In other words, T-Mobile took no prisoners, including those of Verizon and AT&T, the latter of which is losing customers. And we wonder why it had to go big. It's otherwise going home.
The market, to me, does seem unfair on days like today. A fine exec like Jeff Bewkes shoudn't have to wait for years until the value is recognized on Wall Street. The lack of valuation parameter ceilings of a Facebook or an Amazon galls and stuns to all other execs (with the exception of Tesla's (TSLA) Elon Musk) who are bound by the four walls of the spreadsheets and the mundane prosaic questions about earnings per share and price-to-earnings multiples.
But then you do get a Legere who's rewarded for his good works with a stock that's gotten too high to be bought by other companies because he's been phenomenally successful at bringing out value in the here-and-now regardless of the Fed or interest rates or the competition of others in his space.
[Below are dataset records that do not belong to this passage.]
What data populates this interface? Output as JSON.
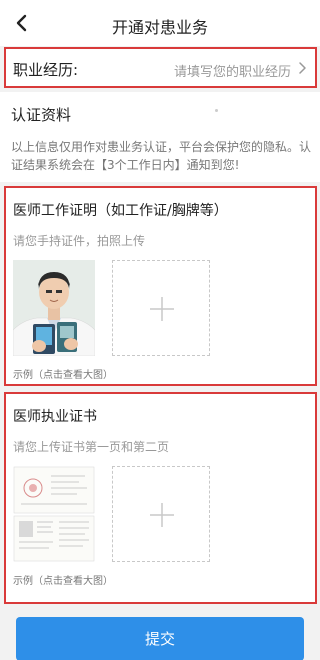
{
  "header": {
    "back_icon": "chevron-left-icon",
    "title": "开通对患业务"
  },
  "career": {
    "label": "职业经历:",
    "placeholder": "请填写您的职业经历",
    "arrow_icon": "chevron-right-icon"
  },
  "certification": {
    "title": "认证资料",
    "description": "以上信息仅用作对患业务认证，平台会保护您的隐私。认证结果系统会在【3个工作日内】通知到您!"
  },
  "work_proof": {
    "title": "医师工作证明（如工作证/胸牌等）",
    "hint": "请您手持证件，拍照上传",
    "sample_caption": "示例（点击查看大图）",
    "upload_icon": "plus-icon"
  },
  "license": {
    "title": "医师执业证书",
    "hint": "请您上传证书第一页和第二页",
    "sample_caption": "示例（点击查看大图）",
    "upload_icon": "plus-icon"
  },
  "submit_label": "提交",
  "colors": {
    "accent": "#2e8fe8",
    "highlight_border": "#d93a3a"
  }
}
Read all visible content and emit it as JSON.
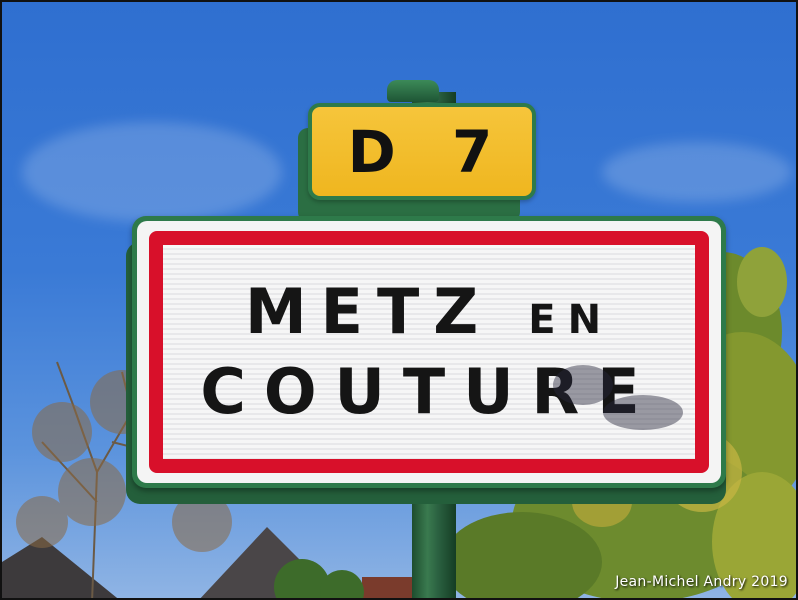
{
  "route_plate": {
    "text": "D 7",
    "color": "#f2bb25"
  },
  "town_sign": {
    "line1_main": "METZ",
    "line1_small": "EN",
    "line2": "COUTURE",
    "border_color": "#d8102a"
  },
  "photo_credit": "Jean-Michel Andry 2019"
}
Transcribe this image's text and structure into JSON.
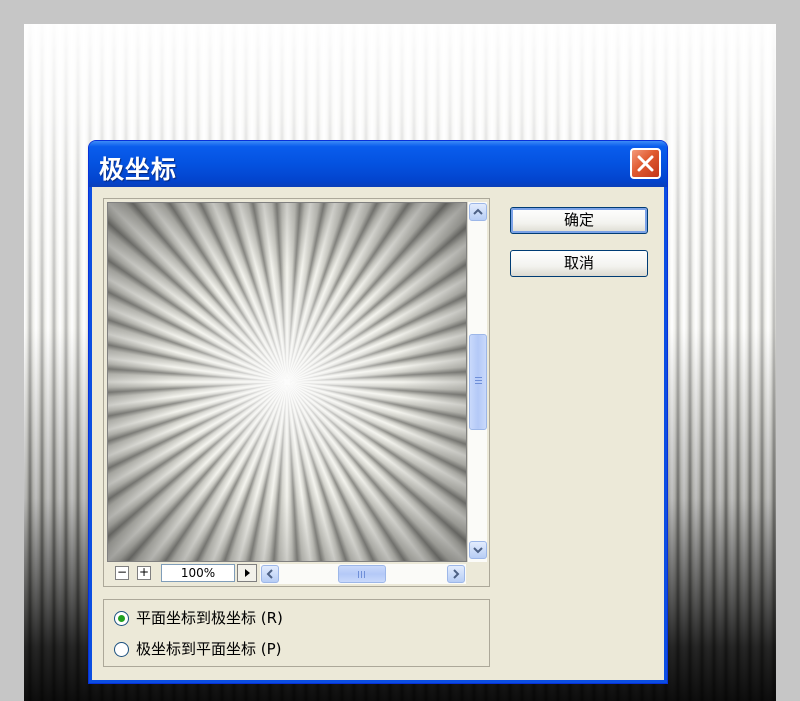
{
  "dialog": {
    "title": "极坐标",
    "close_icon": "close-icon",
    "buttons": {
      "ok_label": "确定",
      "cancel_label": "取消"
    },
    "preview": {
      "zoom_value": "100%",
      "zoom_out_label": "−",
      "zoom_in_label": "+"
    },
    "options": [
      {
        "label": "平面坐标到极坐标 (R)",
        "selected": true
      },
      {
        "label": "极坐标到平面坐标 (P)",
        "selected": false
      }
    ]
  },
  "colors": {
    "titlebar": "#0452e0",
    "dialog_bg": "#ece9d8",
    "close_button": "#e05a30",
    "radio_dot": "#21a121"
  }
}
It's a panoply -- an upsetting one at times -- but what we are stuck with. Rather than denigrating it, though, I think today's a lesson in patience. Those who wait were rewarded big today, except if they backed the most impatient T-Mobile, where the future, most clearly, is now.